This study presents a comprehensive analysis of the variability of water vapour in a growing convective boundary-layer (CBL) over land, highlighting the complex links between advection, convective activity and moisture heterogeneity in the boundary layer. A Large-eddy Simulation (LES) is designed, based on observations, and validated, using an independent data-set collected during the International H2O Project (IHOP_2002) field-experiment. Ample information about the moisture distribution in space and time, as well as other important CBL parameters are acquired by mesonet stations, balloon soundings, instruments on-board two aircraft and the DLR airborne water-vapour differential-absorption lidar. Because it can deliver two-dimensional cross-sections at high spatial resolution (140 m horizontal, 200 m vertical), the airborne lidar offers valuable insights of small-scale moisture-variability throughout the CBL. The LES is able to reproduce the development of the CBL in the morning and early afternoon, as assessed by comparisons of simulated mean profiles of key meteorological variables with sounding data. Simulated profiles of the variance of water-vapour mixing-ratio were found to be in good agreement with the lidar-derived counterparts. Finally, probability-density functions of potential temperature, vertical velocity and water-vapour mixing-ratio calculated from the LES show great consistency with those derived from aircraft in situ measurements in the middle of the CBL. Downdraughts entrained from above the CBL are governing the scale of moisture variability. Characteristic length-scales are found to be larger for water-vapour mixing-ratio than for temperature
The observed water-vapour variability exhibits contributions from different scales. The influence of the mesoscale (larger than LES domain size, i.e. 10 km) on the smaller-scale variability is assessed using LES and observations. The small-scale variability of water vapour is found to be important and to be driven by the dynamics of the CBL. Both lidar observations and LES evidence that dry downdraughts entrained from above the CBL are governing the scale of moisture variability. Characteristic length-scales are found to be larger for water-vapour mixing-ratio than for temperature and vertical velocity.

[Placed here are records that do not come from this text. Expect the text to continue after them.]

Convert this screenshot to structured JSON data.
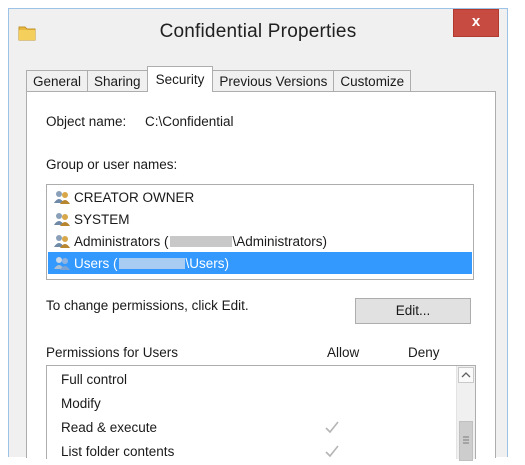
{
  "window": {
    "title": "Confidential Properties",
    "close_label": "x"
  },
  "tabs": [
    {
      "label": "General"
    },
    {
      "label": "Sharing"
    },
    {
      "label": "Security",
      "active": true
    },
    {
      "label": "Previous Versions"
    },
    {
      "label": "Customize"
    }
  ],
  "object": {
    "label": "Object name:",
    "value": "C:\\Confidential"
  },
  "groups": {
    "label": "Group or user names:",
    "items": [
      {
        "name": "CREATOR OWNER"
      },
      {
        "name": "SYSTEM"
      },
      {
        "prefix": "Administrators (",
        "suffix": "\\Administrators)"
      },
      {
        "prefix": "Users (",
        "suffix": "\\Users)",
        "selected": true
      }
    ]
  },
  "change_hint": "To change permissions, click Edit.",
  "edit_button": "Edit...",
  "permissions": {
    "title": "Permissions for Users",
    "allow_header": "Allow",
    "deny_header": "Deny",
    "rows": [
      {
        "name": "Full control",
        "allow": false,
        "deny": false
      },
      {
        "name": "Modify",
        "allow": false,
        "deny": false
      },
      {
        "name": "Read & execute",
        "allow": true,
        "deny": false
      },
      {
        "name": "List folder contents",
        "allow": true,
        "deny": false
      }
    ]
  },
  "colors": {
    "selection": "#3399ff",
    "close_button": "#c74b40",
    "disabled_check": "#b5b5b5"
  },
  "icons": [
    "folder-icon",
    "users-icon",
    "close-icon",
    "checkmark-icon",
    "scroll-up-icon"
  ]
}
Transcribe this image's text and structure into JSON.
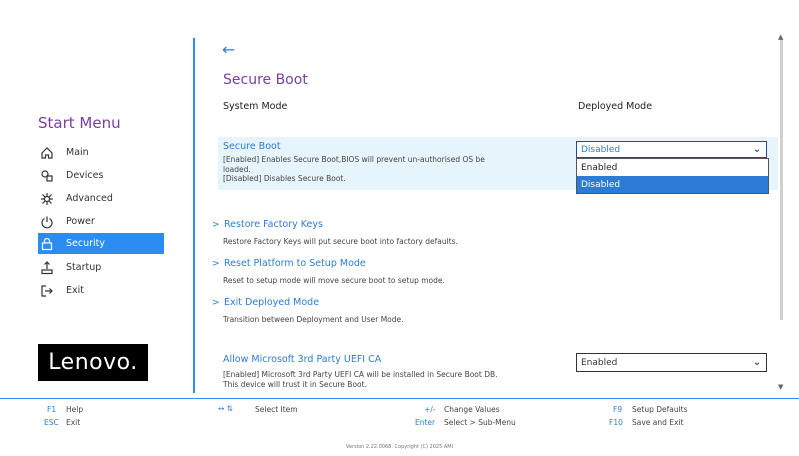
{
  "sidebar": {
    "title": "Start Menu",
    "items": [
      {
        "label": "Main",
        "icon": "home-icon"
      },
      {
        "label": "Devices",
        "icon": "devices-icon"
      },
      {
        "label": "Advanced",
        "icon": "advanced-icon"
      },
      {
        "label": "Power",
        "icon": "power-icon"
      },
      {
        "label": "Security",
        "icon": "lock-icon",
        "active": true
      },
      {
        "label": "Startup",
        "icon": "startup-icon"
      },
      {
        "label": "Exit",
        "icon": "exit-icon"
      }
    ],
    "logo_text": "Lenovo."
  },
  "header": {
    "back_glyph": "←",
    "title": "Secure Boot",
    "system_mode_label": "System Mode",
    "system_mode_value": "Deployed Mode"
  },
  "secure_boot": {
    "title": "Secure Boot",
    "desc_line1": "[Enabled] Enables Secure Boot,BIOS will prevent un-authorised OS be",
    "desc_line2": "loaded.",
    "desc_line3": "[Disabled] Disables Secure Boot.",
    "value": "Disabled",
    "options": [
      "Enabled",
      "Disabled"
    ],
    "selected_option": "Disabled"
  },
  "links": [
    {
      "title": "Restore Factory Keys",
      "desc": "Restore Factory Keys will put secure boot into factory defaults."
    },
    {
      "title": "Reset Platform to Setup Mode",
      "desc": "Reset to setup mode will move secure boot to setup mode."
    },
    {
      "title": "Exit Deployed Mode",
      "desc": "Transition between Deployment and User Mode."
    }
  ],
  "third_party": {
    "title": "Allow Microsoft 3rd Party UEFI CA",
    "desc_line1": "[Enabled] Microsoft 3rd Party UEFI CA will be installed in Secure Boot DB.",
    "desc_line2": "This device will trust it in Secure Boot.",
    "value": "Enabled"
  },
  "footer": {
    "f1_key": "F1",
    "f1_label": "Help",
    "esc_key": "ESC",
    "esc_label": "Exit",
    "arrows_key": "↔ ⇅",
    "arrows_label": "Select Item",
    "pm_key": "+/-",
    "pm_label": "Change Values",
    "enter_key": "Enter",
    "enter_label": "Select > Sub-Menu",
    "f9_key": "F9",
    "f9_label": "Setup Defaults",
    "f10_key": "F10",
    "f10_label": "Save and Exit",
    "version": "Version 2.22.0068. Copyright (C) 2025 AMI"
  },
  "colors": {
    "accent_blue": "#2c8df0",
    "title_purple": "#7a3fa3",
    "highlight_bg": "#e6f4fb"
  }
}
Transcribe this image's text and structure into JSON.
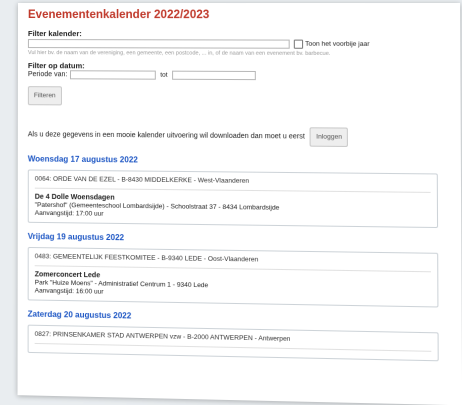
{
  "page_title": "Evenementenkalender 2022/2023",
  "filter_calendar": {
    "label": "Filter kalender:",
    "input_value": "",
    "checkbox_label": "Toon het voorbije jaar",
    "hint": "Vul hier bv. de naam van de vereniging, een gemeente, een postcode, ... in, of de naam van een evenement bv. barbecue."
  },
  "filter_date": {
    "label": "Filter op datum:",
    "period_label": "Periode van:",
    "from_value": "",
    "to_label": "tot",
    "to_value": ""
  },
  "filter_button": "Filteren",
  "download_info": "Als u deze gegevens in een mooie kalender uitvoering wil downloaden dan moet u eerst",
  "login_button": "Inloggen",
  "events": [
    {
      "date": "Woensdag 17 augustus 2022",
      "org": "0064: ORDE VAN DE EZEL - B-8430 MIDDELKERKE - West-Vlaanderen",
      "title": "De 4 Dolle Woensdagen",
      "location": "\"Patershof\" (Gemeenteschool Lombardsijde) - Schoolstraat 37 - 8434 Lombardsijde",
      "time": "Aanvangstijd: 17:00 uur"
    },
    {
      "date": "Vrijdag 19 augustus 2022",
      "org": "0483: GEMEENTELIJK FEESTKOMITEE - B-9340 LEDE - Oost-Vlaanderen",
      "title": "Zomerconcert Lede",
      "location": "Park \"Huize Moens\" - Administratief Centrum 1 - 9340 Lede",
      "time": "Aanvangstijd: 16:00 uur"
    },
    {
      "date": "Zaterdag 20 augustus 2022",
      "org": "0827: PRINSENKAMER STAD ANTWERPEN vzw - B-2000 ANTWERPEN - Antwerpen",
      "title": "",
      "location": "",
      "time": ""
    }
  ]
}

In particular, intrusions of drier free-troposphere air from above the growing CBL impose a marked negative skewness on the water-vapour distribution within it, both as observed and in the simulation. Copyright © 2005 Royal Meteorological Society.